[About this exercise]
Below are some records; copy each line in them that contains "image".

▶

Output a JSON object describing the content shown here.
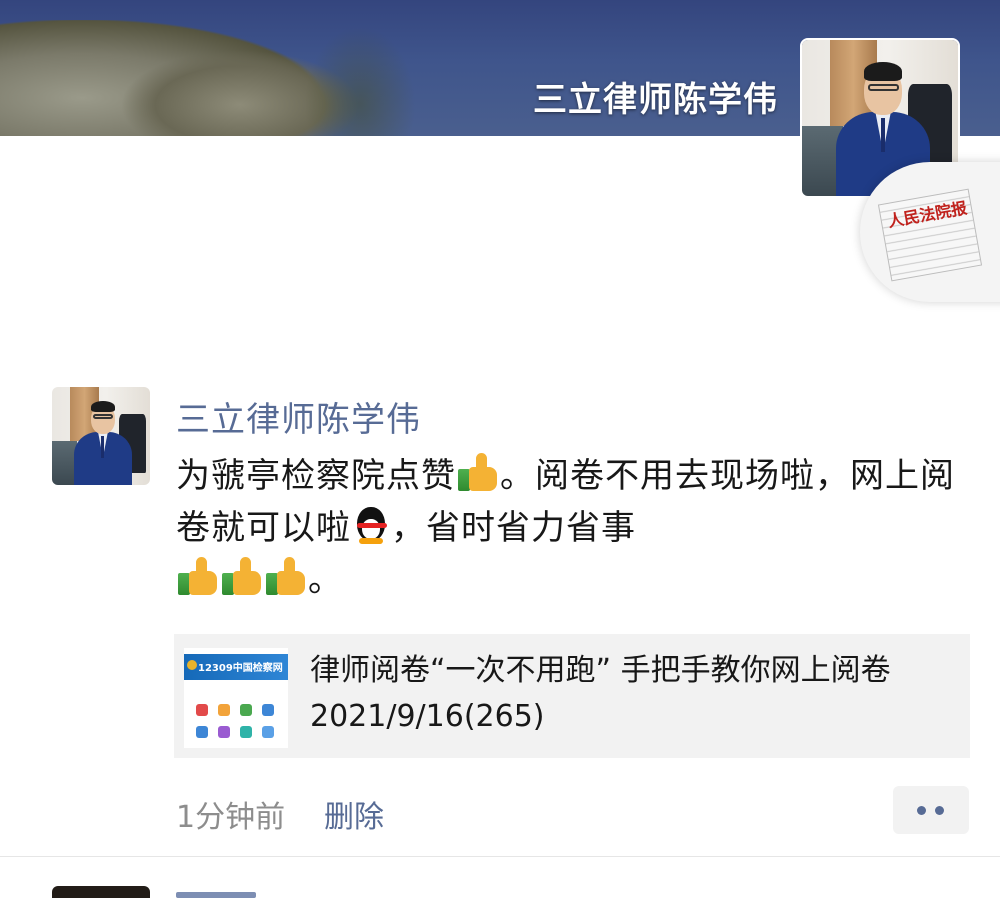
{
  "cover": {
    "display_name": "三立律师陈学伟"
  },
  "badge": {
    "paper_title": "人民法院报"
  },
  "post": {
    "author": "三立律师陈学伟",
    "text_parts": {
      "p1": "为虢亭检察院点赞",
      "p2": "。阅卷不用去现场啦，网上阅卷就可以啦",
      "p3": "，省时省力省事",
      "p4": "。"
    },
    "emoji": [
      "thumbs-up",
      "penguin",
      "thumbs-up",
      "thumbs-up",
      "thumbs-up"
    ],
    "share": {
      "thumb_banner": "12309中国检察网",
      "title": "律师阅卷“一次不用跑” 手把手教你网上阅卷 2021/9/16(265)"
    },
    "time": "1分钟前",
    "delete_label": "删除"
  },
  "colors": {
    "link_blue": "#576b95",
    "text": "#181818",
    "meta_gray": "#8d8d8d",
    "card_bg": "#f2f2f2"
  }
}
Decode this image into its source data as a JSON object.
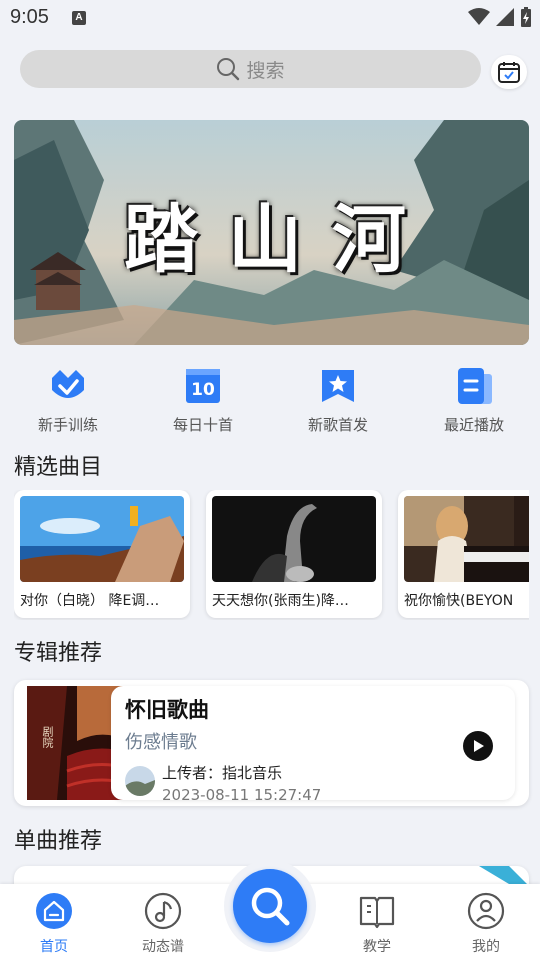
{
  "status_bar": {
    "time": "9:05",
    "notification_letter": "A"
  },
  "search": {
    "placeholder": "搜索"
  },
  "banner": {
    "title": "踏山河"
  },
  "quick_nav": [
    {
      "label": "新手训练",
      "icon": "badge-check-icon"
    },
    {
      "label": "每日十首",
      "icon": "calendar-10-icon",
      "badge": "10"
    },
    {
      "label": "新歌首发",
      "icon": "star-bookmark-icon"
    },
    {
      "label": "最近播放",
      "icon": "document-list-icon"
    }
  ],
  "featured": {
    "title": "精选曲目",
    "items": [
      {
        "label": "对你（白晓） 降E调…",
        "image": "ukulele-sea"
      },
      {
        "label": "天天想你(张雨生)降…",
        "image": "saxophone-dark"
      },
      {
        "label": "祝你愉快(BEYON",
        "image": "piano-girl"
      }
    ]
  },
  "album": {
    "section_title": "专辑推荐",
    "title": "怀旧歌曲",
    "subtitle": "伤感情歌",
    "uploader": "上传者：指北音乐",
    "date": "2023-08-11 15:27:47",
    "cover_text": "剧院"
  },
  "single": {
    "section_title": "单曲推荐"
  },
  "bottom_nav": [
    {
      "label": "首页",
      "icon": "home-icon",
      "active": true
    },
    {
      "label": "动态谱",
      "icon": "music-note-disc-icon",
      "active": false
    },
    {
      "label": "教学",
      "icon": "book-icon",
      "active": false
    },
    {
      "label": "我的",
      "icon": "profile-icon",
      "active": false
    }
  ],
  "colors": {
    "accent": "#2e7cf6",
    "background": "#f0f2f7",
    "subtitle": "#6d7d90"
  }
}
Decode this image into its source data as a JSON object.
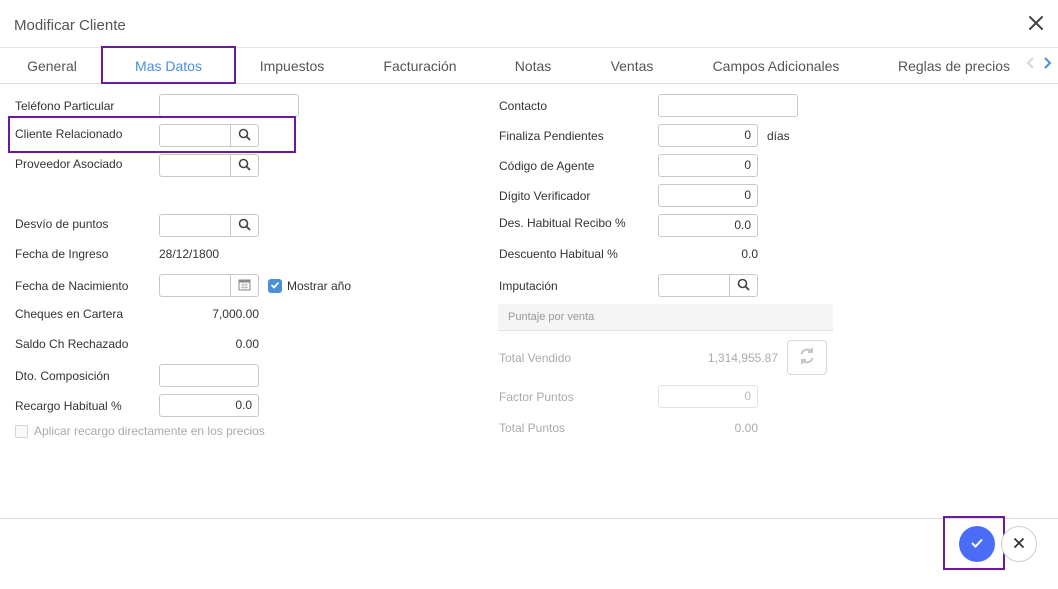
{
  "dialog": {
    "title": "Modificar Cliente"
  },
  "tabs": [
    {
      "label": "General"
    },
    {
      "label": "Mas Datos"
    },
    {
      "label": "Impuestos"
    },
    {
      "label": "Facturación"
    },
    {
      "label": "Notas"
    },
    {
      "label": "Ventas"
    },
    {
      "label": "Campos Adicionales"
    },
    {
      "label": "Reglas de precios"
    }
  ],
  "colors": {
    "accent": "#4a90d9",
    "highlight": "#6a1b9a",
    "primary_button": "#4a6cf7"
  },
  "left": {
    "telefono_particular": {
      "label": "Teléfono Particular",
      "value": ""
    },
    "cliente_relacionado": {
      "label": "Cliente Relacionado",
      "value": ""
    },
    "proveedor_asociado": {
      "label": "Proveedor Asociado",
      "value": ""
    },
    "desvio_puntos": {
      "label": "Desvío de puntos",
      "value": ""
    },
    "fecha_ingreso": {
      "label": "Fecha de Ingreso",
      "value": "28/12/1800"
    },
    "fecha_nacimiento": {
      "label": "Fecha de Nacimiento",
      "value": "",
      "show_year_label": "Mostrar año",
      "show_year_checked": true
    },
    "cheques_cartera": {
      "label": "Cheques en Cartera",
      "value": "7,000.00"
    },
    "saldo_ch_rechazado": {
      "label": "Saldo Ch Rechazado",
      "value": "0.00"
    },
    "dto_composicion": {
      "label": "Dto. Composición",
      "value": ""
    },
    "recargo_habitual": {
      "label": "Recargo Habitual %",
      "value": "0.0"
    },
    "aplicar_recargo": {
      "label": "Aplicar recargo directamente en los precios",
      "checked": false
    }
  },
  "right": {
    "contacto": {
      "label": "Contacto",
      "value": ""
    },
    "finaliza_pendientes": {
      "label": "Finaliza Pendientes",
      "value": "0",
      "unit": "días"
    },
    "codigo_agente": {
      "label": "Código de Agente",
      "value": "0"
    },
    "digito_verificador": {
      "label": "Dígito Verificador",
      "value": "0"
    },
    "des_habitual_recibo": {
      "label": "Des. Habitual Recibo %",
      "value": "0.0"
    },
    "descuento_habitual": {
      "label": "Descuento Habitual %",
      "value": "0.0"
    },
    "imputacion": {
      "label": "Imputación",
      "value": ""
    },
    "puntaje_section": {
      "label": "Puntaje por venta"
    },
    "total_vendido": {
      "label": "Total Vendido",
      "value": "1,314,955.87"
    },
    "factor_puntos": {
      "label": "Factor Puntos",
      "value": "0"
    },
    "total_puntos": {
      "label": "Total Puntos",
      "value": "0.00"
    }
  },
  "icons": {
    "close": "close-icon",
    "search": "search-icon",
    "calendar": "calendar-icon",
    "refresh": "refresh-icon",
    "check": "check-icon",
    "chevron_left": "chevron-left-icon",
    "chevron_right": "chevron-right-icon"
  }
}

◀

[Finished exercise]
Decode this image into its source data as a JSON object.
        "image": "ukulele-sea"
        "image": "saxophone-dark"
        "image": "piano-girl"
Decode this image into its source data as a JSON object.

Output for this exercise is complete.